J August Richards is living the surreal life. As a fan, a comic-book collector, he spent his childhood fantasizing about superheroes he is now surrounded by.
“To be able to participate, it’s one of those full-circle moments,” he says on a break from filming a new bravo series, Girlfriends’ Guide to Divorce. “It’s pretty hard to digest.”
He knew he was living the dream when he saw the first trailer for Agents of S.H.I.E.L.D.. “I saw myself as Mike fly out that window and catch that woman,” he describes. “I thought, I’m done, I’ve done everything I came to do.”
But of course, Agents of S.H.I.E.L.D. had more in mind for his character Mike, now Deathlok. And Richards has some hopes for the character who began the series as a father, acting for the best interests of his son.
“I really connect to him as a human being before the super powers got involved,” Richards says. “His intention has never changed and I would love to see him have a moment where that is redeemed.”
Richards’ enthusiasm for working in the genre today is clear, even over the phone. The sci-fi comic-book scene is experiencing a renaissance in the mainstream and at the same time managing to satisfy a hardcore audience that can be the toughest to serve. Guardians of the Galaxy’s release this summer shows that even a lesser-known comic book can draw people out and satisfy the nerds.

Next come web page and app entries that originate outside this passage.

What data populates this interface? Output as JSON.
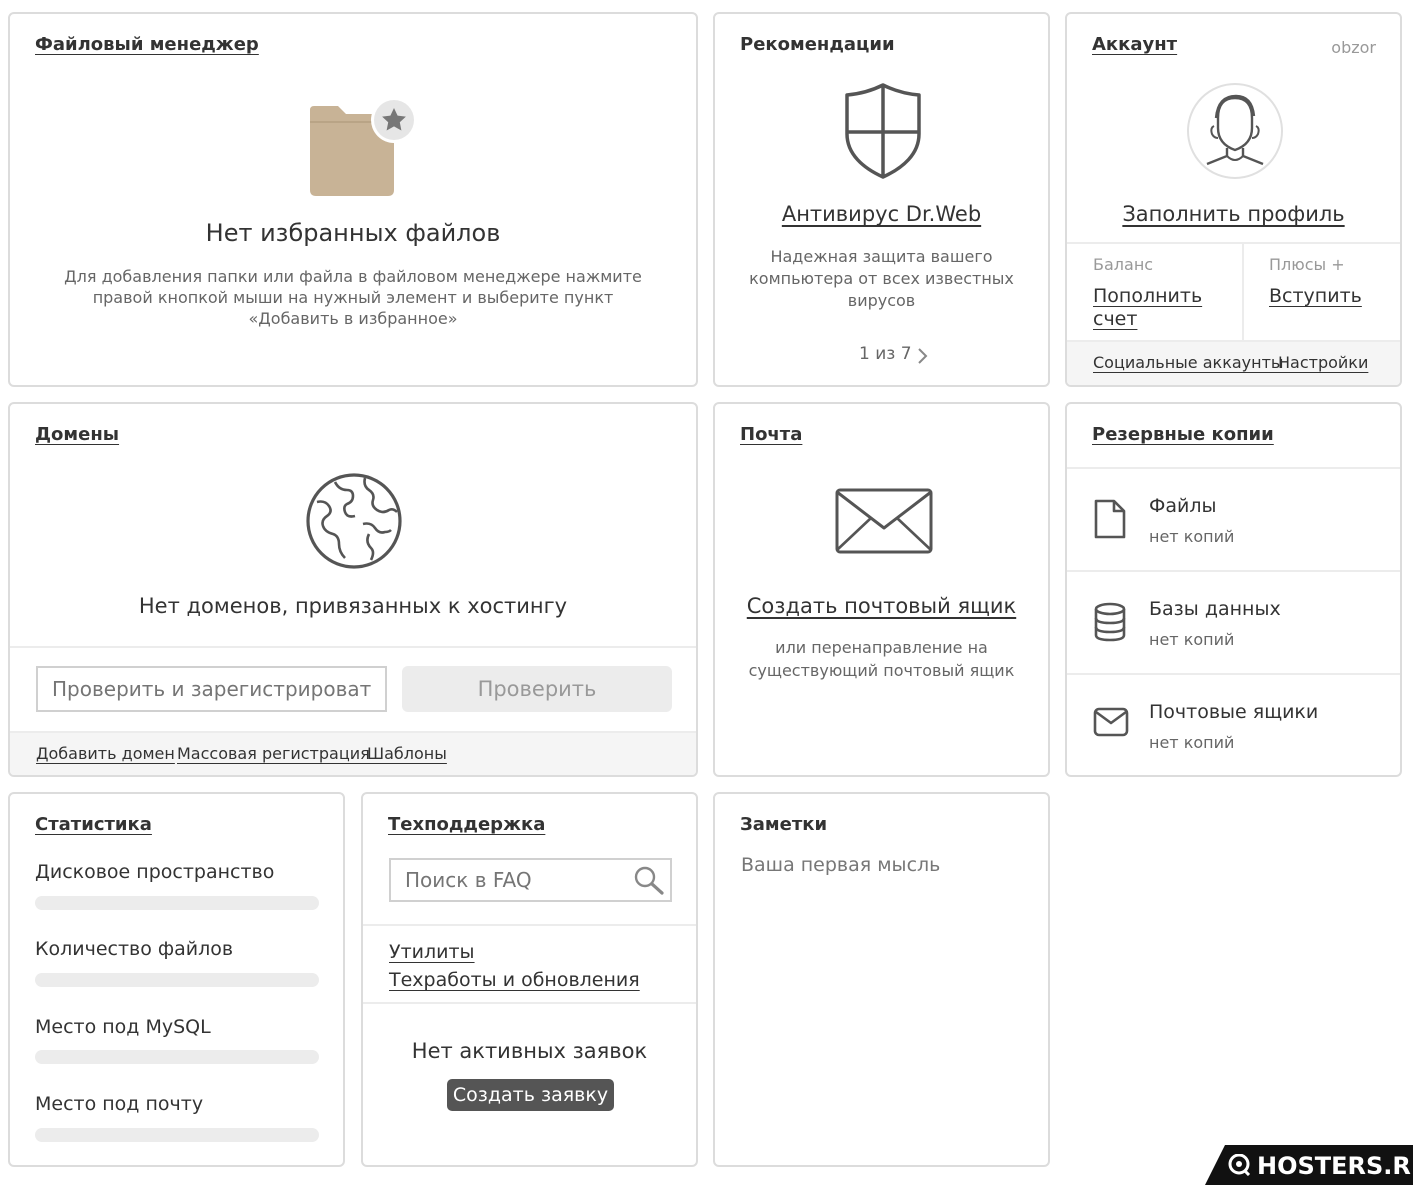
{
  "file_manager": {
    "title": "Файловый менеджер",
    "empty_title": "Нет избранных файлов",
    "empty_text_1": "Для добавления папки или файла в файловом менеджере нажмите",
    "empty_text_2": "правой кнопкой мыши на нужный элемент и выберите пункт",
    "empty_text_3": "«Добавить в избранное»",
    "icon": "folder-star-icon"
  },
  "recommendations": {
    "title": "Рекомендации",
    "item_title": "Антивирус Dr.Web",
    "item_text_1": "Надежная защита вашего",
    "item_text_2": "компьютера от всех известных",
    "item_text_3": "вирусов",
    "pager": "1 из 7",
    "icon": "shield-icon"
  },
  "account": {
    "title": "Аккаунт",
    "username": "obzor",
    "fill_profile": "Заполнить профиль",
    "balance_label": "Баланс",
    "balance_link_1": "Пополнить",
    "balance_link_2": "счет",
    "plus_label": "Плюсы +",
    "plus_link": "Вступить",
    "social": "Социальные аккаунты",
    "settings": "Настройки",
    "icon": "user-avatar-icon"
  },
  "domains": {
    "title": "Домены",
    "empty_title": "Нет доменов, привязанных к хостингу",
    "input_placeholder": "Проверить и зарегистрировать",
    "check_button": "Проверить",
    "add_domain": "Добавить домен",
    "mass_registration": "Массовая регистрация",
    "templates": "Шаблоны",
    "icon": "globe-icon"
  },
  "mail": {
    "title": "Почта",
    "create_link": "Создать почтовый ящик",
    "text_1": "или перенаправление на",
    "text_2": "существующий почтовый ящик",
    "icon": "envelope-icon"
  },
  "backups": {
    "title": "Резервные копии",
    "items": [
      {
        "name": "Файлы",
        "status": "нет копий",
        "icon": "file-icon"
      },
      {
        "name": "Базы данных",
        "status": "нет копий",
        "icon": "database-icon"
      },
      {
        "name": "Почтовые ящики",
        "status": "нет копий",
        "icon": "mail-icon"
      }
    ]
  },
  "statistics": {
    "title": "Статистика",
    "items": [
      {
        "label": "Дисковое пространство",
        "fill": 0
      },
      {
        "label": "Количество файлов",
        "fill": 0
      },
      {
        "label": "Место под MySQL",
        "fill": 0
      },
      {
        "label": "Место под почту",
        "fill": 0
      }
    ]
  },
  "support": {
    "title": "Техподдержка",
    "search_placeholder": "Поиск в FAQ",
    "link_utilities": "Утилиты",
    "link_maintenance": "Техработы и обновления",
    "no_tickets": "Нет активных заявок",
    "create_ticket": "Создать заявку"
  },
  "notes": {
    "title": "Заметки",
    "placeholder": "Ваша первая мысль"
  },
  "watermark": "HOSTERS.RU"
}
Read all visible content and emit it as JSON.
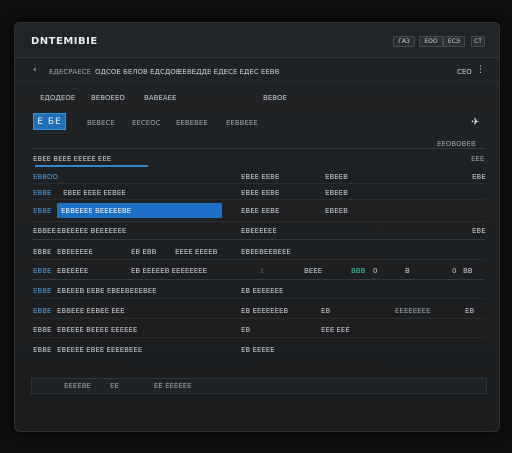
{
  "window": {
    "title": "DNTEMIBIE"
  },
  "titlebar": {
    "btn1": "ГАЗ",
    "btn2": "ЕОО",
    "btn3": "ЕСЭ",
    "btn4": "СТ"
  },
  "nav": {
    "crumb1": "ЕДЕСРАЕСЕ",
    "crumb2": "ОДСОЕ БЕЛОВ ЕДСДОЕ",
    "crumb3": "ЕЕВЕДДЕ ЕДЕСЕ ЕДЕС ЕЕВВ",
    "right_label": "СЕО"
  },
  "tabs": {
    "t1": "ЕДОДЕОЕ",
    "t2": "ВЕВОЕЕО",
    "t3": "ВАВЕАЕЕ",
    "t4": "ВЕВОЕ"
  },
  "subtabs": {
    "active": "Е БЕ",
    "s2": "ВЕВЕСЕ",
    "s3": "ЕЕСЕОС",
    "s4": "ЕЕВЕВЕЕ",
    "s5": "ЕЕВВЕЕЕ"
  },
  "toolbar": {
    "right_label": "ЕЕОВОВЕВ",
    "sub": "ЕЕЕ"
  },
  "section": {
    "header": "ЕВЕЕ ВЕЕЕ ЕЕЕЕЕ ЕЕЕ"
  },
  "rows": [
    {
      "a": "ЕВВОО",
      "b": "",
      "c": "ЕВЕЕ ЕЕВЕ",
      "d": "ЕВЕЕВ",
      "e": "",
      "f": "ЕВЕ"
    },
    {
      "a": "ЕВВЕ",
      "b": "ЕВЕЕ ЕЕЕЕ ЕЕВЕЕ",
      "c": "ЕВЕЕ ЕЕВЕ",
      "d": "ЕВЕЕВ",
      "e": "",
      "f": ""
    },
    {
      "a": "ЕВВЕ",
      "b": "ЕВВЕЕЕЕ ВЕЕЕЕЕВЕ",
      "c": "ЕВЕЕ ЕЕВЕ",
      "d": "ЕВЕЕВ",
      "e": "",
      "f": ""
    },
    {
      "a": "ЕВВЕЕ",
      "b": "ЕВЕЕЕЕЕ ВЕЕЕЕЕЕЕ",
      "c": "ЕВЕЕЕЕЕЕ",
      "d": "",
      "e": "",
      "f": "ЕВЕ"
    },
    {
      "a": "ЕВВЕ",
      "b": "ЕВЕЕЕЕЕЕ",
      "b2": "ЕВ ЕВВ",
      "b3": "ЕЕЕЕ ЕЕЕЕВ",
      "c": "ЕВЕЕВЕЕВЕЕЕ",
      "d": "",
      "e": "",
      "f": ""
    },
    {
      "a": "ЕВВЕ",
      "b": "ЕВЕЕЕЕЕ",
      "b2": "ЕВ ЕЕЕЕЕВ ЕЕЕЕЕЕЕЕ",
      "c": "",
      "n1": "ВЕЕЕ",
      "n2": "ВВВ",
      "n3": "0",
      "n4": "В",
      "n5": "0",
      "n6": "ВВ"
    },
    {
      "a": "ЕВВЕ",
      "b": "ЕВЕЕЕВ ЕЕВЕ ЕВЕЕВЕЕЕВЕЕ",
      "c": "ЕВ ЕЕЕЕЕЕЕ"
    },
    {
      "a": "ЕВВЕ",
      "b": "ЕВВЕЕЕ ЕЕВЕЕ ЕЕЕ",
      "c": "ЕВ ЕЕЕЕЕЕЕВ",
      "d": "ЕВ",
      "e": "ЕЕЕЕЕЕЕЕ",
      "f": "ЕВ"
    },
    {
      "a": "ЕВВЕ",
      "b": "ЕВЕЕЕЕ ВЕЕЕЕ ЕЕЕЕЕЕ",
      "c": "ЕВ",
      "d": "ЕЕЕ ЕЕЕ"
    },
    {
      "a": "ЕВВЕ",
      "b": "ЕВЕЕЕЕ ЕВЕЕ ЕЕЕЕВЕЕЕ",
      "c": "ЕВ ЕЕЕЕЕ"
    }
  ],
  "status": {
    "s1": "ЕЕЕЕВЕ",
    "s2": "ЕЕ",
    "s3": "ЕЕ ЕЕЕЕЕЕ"
  }
}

“It’s attracting the best talent in the business in terms of directors, writers and actors,” he says. “It’s interesting to watch a Robert Downey Jr interpret Iron Man, something you imagined as a kid.”
Richards is a full participant in fandom. His twitter feed is littered with retweets of fan art of his characters from S.H.I.E.L.D. and Angel.
“I love them. I honestly do,” Richards says of visiting fan expos and comic cons, like his upcoming visit to Edmonton Expo. “I love to travel, number one, and then number two I love to meet people and interact with people.”
Richards will join Summer Glau, Mads Mikkelsen and others at Edmonton Expo’s third year this weekend. According to organizers, Edmonton Expo is growing at a faster rate than its elder sibling, the Calgary Comic Expo. Now in year three, organizers say the Edmonton Expo is at an equivalent size to what the now decade-old Calgary Expo was in year six.
“We admittedly made a lot of mistakes with Calgary as it grew,” says spokesperson Emily Expo. “We learned from the mistakes and applied those lessons to Edmonton.”
In addition to the media guests, the Expo has maintained a focus on local artists and workshops. The two-and-a-half-days of programming are filled with workshops put on by local artists, comic-book creators and fellow nerds, including Mayor Don Iveson, who is presenting on “Building a Future City.”
“We would like to promote the art of the local artists whenever we can,” Expo says. “It’s the same as the programming: who better to learn about how to break into the comic book market from than a professional in your city?”
Fri, Sep 26 – Sun, Sep 28
Edmonton Expo Centre, $20 – $60